Social Security pays disability benefits for two separate programs: Social Security Disability Insurance (SSDI) and Supplemental Security Income (SSI) programs. The SSDI is the most common type of disability program in use and is based on earning a certain number of work credits depending on your age. However, according to experts and NGOs, the SSI program doesn’t require work credits to qualify for benefits.
Children with disabilities can qualify for the needs-based SSI program, which currently pays a maximum benefit of $794 per month as of 2021. The cash payment is awarded to children to meet their basic needs like food, shelter, and clothing. Disabled children can qualify from birth to age 18. The disability must meet the standards of the Social Security Administration for disability as outlined by the Social Security Disability Determination Services.
According to the Social Security Administration, disability is defined as an inability to work or engage in any substantial activity for financial gain because of medically verified physical or mental impairments. These impairments must be expected to result in eventual death, and they should also continue for at least 12 months. Disabled children must have little or no income and few financial resources. Depending on family income, the maximum benefit is reduced accordingly.
Other Important Facts Regarding Benefits
People who qualify for SSI might also qualify for SSDI benefits, and one application can cover both SSDI and SSI benefits. Other important information includes:
- Social Security Disability Insurance benefits depend on earning credits to cover insurance premiums.
- SSI benefits don‘t depend on paying any premiums and are strictly need-based.
- Workers who receive SSI or SSDI benefits may also work in Work Incentive Programs and receive other public benefits like health insurance, food stamps, etc.
- The work is based on Work Incentive Programs.

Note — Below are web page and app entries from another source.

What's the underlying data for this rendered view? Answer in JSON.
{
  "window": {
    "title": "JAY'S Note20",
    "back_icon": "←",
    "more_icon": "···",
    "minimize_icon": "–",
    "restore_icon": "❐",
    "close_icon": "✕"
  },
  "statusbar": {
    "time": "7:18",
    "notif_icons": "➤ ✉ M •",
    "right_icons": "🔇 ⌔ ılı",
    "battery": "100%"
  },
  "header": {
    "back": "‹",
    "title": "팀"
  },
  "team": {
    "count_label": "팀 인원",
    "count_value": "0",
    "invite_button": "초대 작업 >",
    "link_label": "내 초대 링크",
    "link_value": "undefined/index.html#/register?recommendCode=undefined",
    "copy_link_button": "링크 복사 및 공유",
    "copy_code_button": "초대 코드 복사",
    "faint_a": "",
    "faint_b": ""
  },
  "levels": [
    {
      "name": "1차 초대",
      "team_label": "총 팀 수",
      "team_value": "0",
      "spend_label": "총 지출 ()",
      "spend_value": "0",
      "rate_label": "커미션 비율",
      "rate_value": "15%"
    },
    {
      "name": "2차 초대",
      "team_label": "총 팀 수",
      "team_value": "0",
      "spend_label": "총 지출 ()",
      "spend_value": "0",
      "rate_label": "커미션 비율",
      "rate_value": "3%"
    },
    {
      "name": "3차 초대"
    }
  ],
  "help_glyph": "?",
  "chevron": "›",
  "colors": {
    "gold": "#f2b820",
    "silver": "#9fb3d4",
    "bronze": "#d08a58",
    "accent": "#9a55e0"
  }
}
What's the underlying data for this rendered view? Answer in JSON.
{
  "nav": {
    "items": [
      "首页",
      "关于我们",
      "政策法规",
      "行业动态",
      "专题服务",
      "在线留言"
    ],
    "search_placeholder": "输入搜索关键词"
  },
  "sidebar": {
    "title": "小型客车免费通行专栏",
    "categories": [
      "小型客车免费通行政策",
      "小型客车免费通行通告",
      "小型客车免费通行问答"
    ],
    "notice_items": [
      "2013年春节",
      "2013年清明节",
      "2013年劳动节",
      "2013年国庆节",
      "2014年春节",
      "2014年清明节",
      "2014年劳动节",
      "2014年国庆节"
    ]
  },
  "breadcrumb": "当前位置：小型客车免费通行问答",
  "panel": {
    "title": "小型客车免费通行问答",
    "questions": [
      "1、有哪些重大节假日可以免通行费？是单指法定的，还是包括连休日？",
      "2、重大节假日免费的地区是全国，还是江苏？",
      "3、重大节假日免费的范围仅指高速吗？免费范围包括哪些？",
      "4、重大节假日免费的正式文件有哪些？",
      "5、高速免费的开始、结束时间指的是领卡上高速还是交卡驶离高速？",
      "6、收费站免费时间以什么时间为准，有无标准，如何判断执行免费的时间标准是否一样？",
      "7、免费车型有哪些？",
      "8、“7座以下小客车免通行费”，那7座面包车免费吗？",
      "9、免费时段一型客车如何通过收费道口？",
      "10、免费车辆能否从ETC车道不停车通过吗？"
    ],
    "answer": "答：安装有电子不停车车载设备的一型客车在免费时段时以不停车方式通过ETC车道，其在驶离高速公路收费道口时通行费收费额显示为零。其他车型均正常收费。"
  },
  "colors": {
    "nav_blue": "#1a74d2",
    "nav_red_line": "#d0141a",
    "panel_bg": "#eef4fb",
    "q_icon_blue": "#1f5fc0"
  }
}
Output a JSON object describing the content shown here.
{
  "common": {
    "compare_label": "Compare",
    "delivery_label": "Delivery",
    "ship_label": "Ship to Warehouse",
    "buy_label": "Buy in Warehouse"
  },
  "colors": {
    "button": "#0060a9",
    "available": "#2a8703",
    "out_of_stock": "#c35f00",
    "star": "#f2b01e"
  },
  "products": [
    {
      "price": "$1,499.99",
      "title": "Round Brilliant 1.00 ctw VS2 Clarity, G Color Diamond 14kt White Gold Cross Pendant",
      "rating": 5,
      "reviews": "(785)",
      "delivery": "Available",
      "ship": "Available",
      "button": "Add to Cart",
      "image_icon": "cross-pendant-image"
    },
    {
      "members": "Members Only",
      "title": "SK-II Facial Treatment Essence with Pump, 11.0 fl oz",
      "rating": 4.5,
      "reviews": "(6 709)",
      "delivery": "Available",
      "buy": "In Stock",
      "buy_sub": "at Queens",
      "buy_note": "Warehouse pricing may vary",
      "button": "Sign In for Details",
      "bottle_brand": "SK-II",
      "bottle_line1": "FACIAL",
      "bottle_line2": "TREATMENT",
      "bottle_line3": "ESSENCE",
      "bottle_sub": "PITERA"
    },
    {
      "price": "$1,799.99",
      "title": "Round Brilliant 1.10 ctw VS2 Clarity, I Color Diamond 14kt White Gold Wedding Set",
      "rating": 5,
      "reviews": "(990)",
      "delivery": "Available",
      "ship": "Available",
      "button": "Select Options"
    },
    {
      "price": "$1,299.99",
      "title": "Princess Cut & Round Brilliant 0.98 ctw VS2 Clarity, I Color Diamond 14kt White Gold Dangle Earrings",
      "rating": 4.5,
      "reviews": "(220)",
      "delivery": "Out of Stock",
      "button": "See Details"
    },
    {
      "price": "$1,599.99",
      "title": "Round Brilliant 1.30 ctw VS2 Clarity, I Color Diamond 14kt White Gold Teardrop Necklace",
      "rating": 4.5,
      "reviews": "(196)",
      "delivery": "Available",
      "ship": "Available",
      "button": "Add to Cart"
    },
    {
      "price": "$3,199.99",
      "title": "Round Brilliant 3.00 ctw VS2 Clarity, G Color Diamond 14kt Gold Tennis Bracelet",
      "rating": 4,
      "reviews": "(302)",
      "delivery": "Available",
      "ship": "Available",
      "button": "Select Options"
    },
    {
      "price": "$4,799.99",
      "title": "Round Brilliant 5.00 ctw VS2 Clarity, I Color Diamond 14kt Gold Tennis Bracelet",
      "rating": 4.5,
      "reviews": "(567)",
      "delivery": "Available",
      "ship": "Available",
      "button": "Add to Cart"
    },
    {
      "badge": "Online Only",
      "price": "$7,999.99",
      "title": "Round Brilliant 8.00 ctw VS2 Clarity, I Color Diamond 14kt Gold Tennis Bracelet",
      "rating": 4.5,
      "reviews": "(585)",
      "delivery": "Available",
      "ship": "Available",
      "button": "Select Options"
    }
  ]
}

Children can’t earn more than $1,930 per month or $7,770 per year, which changes each year based on inflation. So it’s important to find an experienced SSD lawyer to help you win SSI and SSDI approval. The lawyer can also handle any appeals to negative decisions, speed up approval, and work on a contingency basis so disabled children can receive benefits and the chance to a healthy, normal life.

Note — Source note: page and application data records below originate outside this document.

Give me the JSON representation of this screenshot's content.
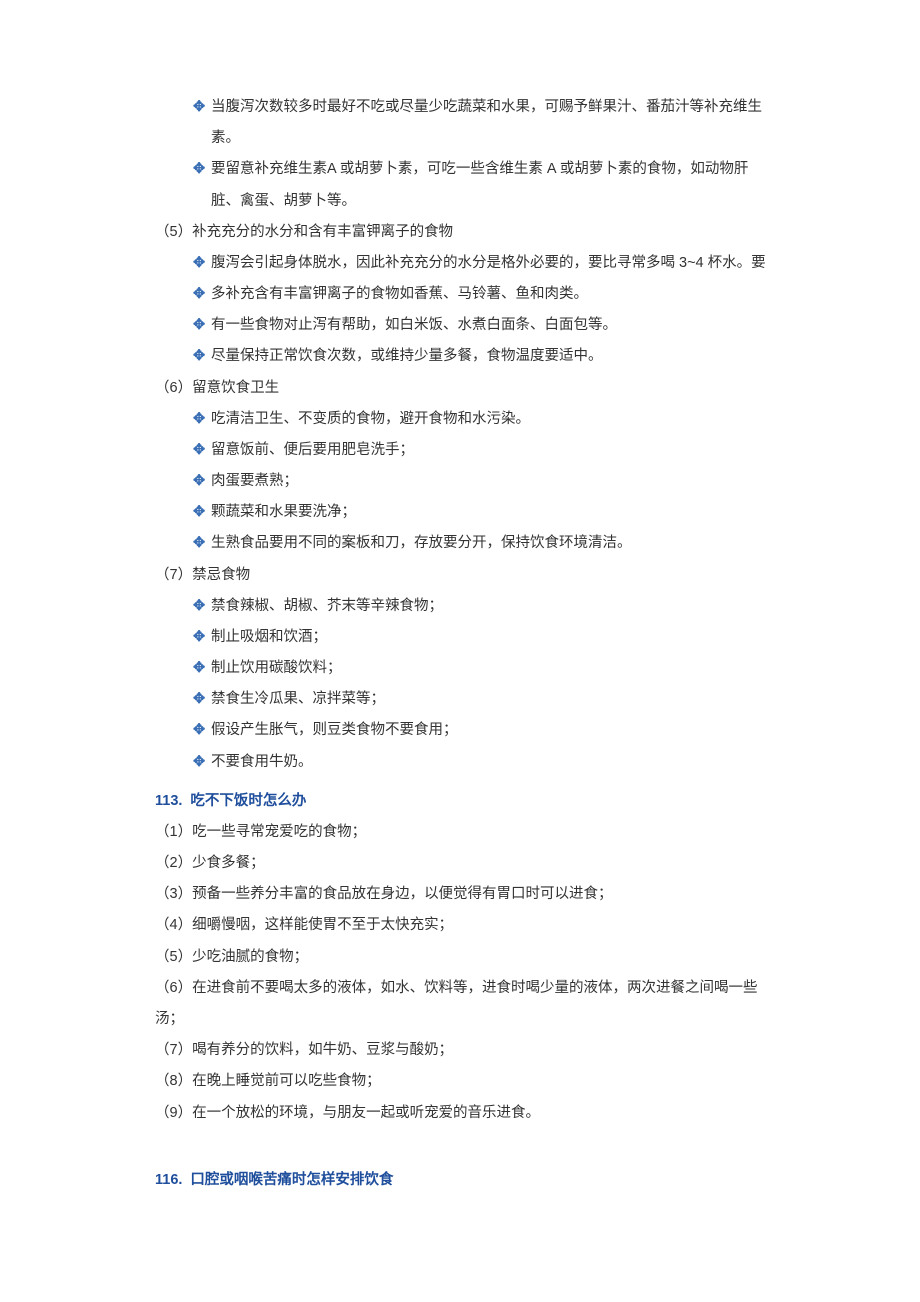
{
  "bullet_symbol": "✥",
  "top_bullets": [
    "当腹泻次数较多时最好不吃或尽量少吃蔬菜和水果，可赐予鲜果汁、番茄汁等补充维生素。",
    "要留意补充维生素A 或胡萝卜素，可吃一些含维生素 A 或胡萝卜素的食物，如动物肝脏、禽蛋、胡萝卜等。"
  ],
  "sections": [
    {
      "label": "（5）补充充分的水分和含有丰富钾离子的食物",
      "bullets": [
        "腹泻会引起身体脱水，因此补充充分的水分是格外必要的，要比寻常多喝 3~4 杯水。要",
        "多补充含有丰富钾离子的食物如香蕉、马铃薯、鱼和肉类。",
        "有一些食物对止泻有帮助，如白米饭、水煮白面条、白面包等。",
        "尽量保持正常饮食次数，或维持少量多餐，食物温度要适中。"
      ]
    },
    {
      "label": "（6）留意饮食卫生",
      "bullets": [
        "吃清洁卫生、不变质的食物，避开食物和水污染。",
        "留意饭前、便后要用肥皂洗手；",
        "肉蛋要煮熟；",
        "颗蔬菜和水果要洗净；",
        "生熟食品要用不同的案板和刀，存放要分开，保持饮食环境清洁。"
      ]
    },
    {
      "label": "（7）禁忌食物",
      "bullets": [
        "禁食辣椒、胡椒、芥末等辛辣食物；",
        "制止吸烟和饮酒；",
        "制止饮用碳酸饮料；",
        "禁食生冷瓜果、凉拌菜等；",
        "假设产生胀气，则豆类食物不要食用；",
        "不要食用牛奶。"
      ]
    }
  ],
  "heading113": {
    "num": "113.",
    "title": "吃不下饭时怎么办"
  },
  "ord_list": [
    "（1）吃一些寻常宠爱吃的食物；",
    "（2）少食多餐；",
    "（3）预备一些养分丰富的食品放在身边，以便觉得有胃口时可以进食；",
    "（4）细嚼慢咽，这样能使胃不至于太快充实；",
    "（5）少吃油腻的食物；",
    "（6）在进食前不要喝太多的液体，如水、饮料等，进食时喝少量的液体，两次进餐之间喝一些汤；",
    "（7）喝有养分的饮料，如牛奶、豆浆与酸奶；",
    "（8）在晚上睡觉前可以吃些食物；",
    "（9）在一个放松的环境，与朋友一起或听宠爱的音乐进食。"
  ],
  "heading116": {
    "num": "116.",
    "title": "口腔或咽喉苦痛时怎样安排饮食"
  }
}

As per the Social Security Administration, Compassionate Allowances, abbreviated CAL, are lists of medical conditions and diseases that automatically qualify a child for SSI benefits and meet the disability standards of SSDI benefits. The list includes blindness, certain types of cancers, adult brain disorders, and rare childhood disorders.

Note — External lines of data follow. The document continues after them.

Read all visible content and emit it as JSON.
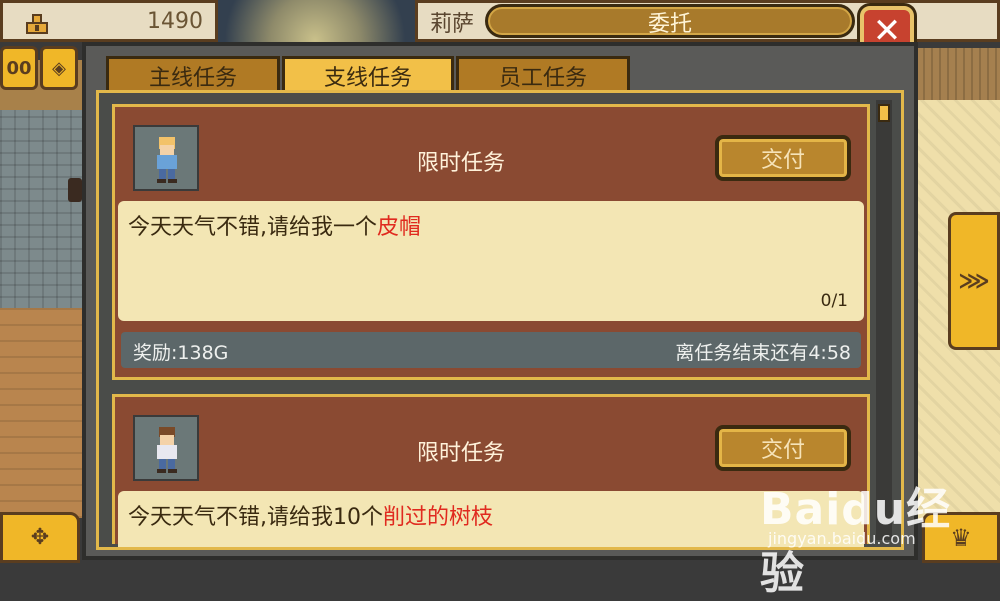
{
  "hud": {
    "coins": "1490",
    "npc_name": "莉萨",
    "window_title": "委托",
    "left_buttons": [
      "00",
      "◈"
    ]
  },
  "tabs": [
    {
      "label": "主线任务",
      "active": false
    },
    {
      "label": "支线任务",
      "active": true
    },
    {
      "label": "员工任务",
      "active": false
    }
  ],
  "quests": [
    {
      "title": "限时任务",
      "deliver_label": "交付",
      "message_prefix": "今天天气不错,请给我一个",
      "message_item": "皮帽",
      "progress": "0/1",
      "reward": "奖励:138G",
      "time_left": "离任务结束还有4:58"
    },
    {
      "title": "限时任务",
      "deliver_label": "交付",
      "message_prefix": "今天天气不错,请给我10个",
      "message_item": "削过的树枝"
    }
  ],
  "nav": {
    "next_glyph": "⋙",
    "bottom_left_glyph": "✥",
    "bottom_right_glyph": "♛"
  },
  "watermark": {
    "logo": "Baidu经验",
    "url": "jingyan.baidu.com"
  },
  "colors": {
    "highlight_item": "#e02a1f",
    "tab_active": "#f2c048",
    "tab_inactive": "#b07a24",
    "card_bg": "#8a4a32"
  }
}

CAL helps to reduce waiting time for benefits application approval, which makes things easier for people with severe disabilities. The SSA can make fast decisions based on modern technology advances for identifying CAL disorders. In addition, social Security can access information from multiple sources like community organizations, advocacy groups, and public agencies to guide the agency’s decisions.
Other Benefit Requirements
SSI payments are limited to $30 for a child attending a medical facility covering all care expenses. Children must also meet these requirements:
- Children must not earn more than $1,350 in 2022.
- Blind children must not work or earn more than $2,260.
- Children who receive SSI benefits also qualify for Medicaid coverage.
- The child must have a disability that causes “marked and
severe functional limitations.”
- The child’s disability prognosis is expected to last at least 12 months or expected to end in death.
Varying Benefits from State to State
Benefits can vary based on your home state. Some states add a premium to SSI benefits. SSA considers household income and resources when deciding on eligibility and setting the monthly benefit. The rules apply when the child lives at home or attends school but returns home periodically and remains under parental and guardian control.
If you want to ensure your child receives benefits, it is best to get in touch with an experienced law firm in your area to guide you through the process and give you the best advice according to your situation.
About the author: Leland D. Bengtson
As a journalist, Leland dedicated most of his career to law reporting. His greatest satisfaction is to convey legal matters to the public in a language that they can understand. He is active on various platforms and media outlets, writing about common legal issues that people confront with every day. While medical malpractice is his strong suit, Leland covers plenty of other topics, including personal injury cases, family law, and other civil and even criminal legal matters.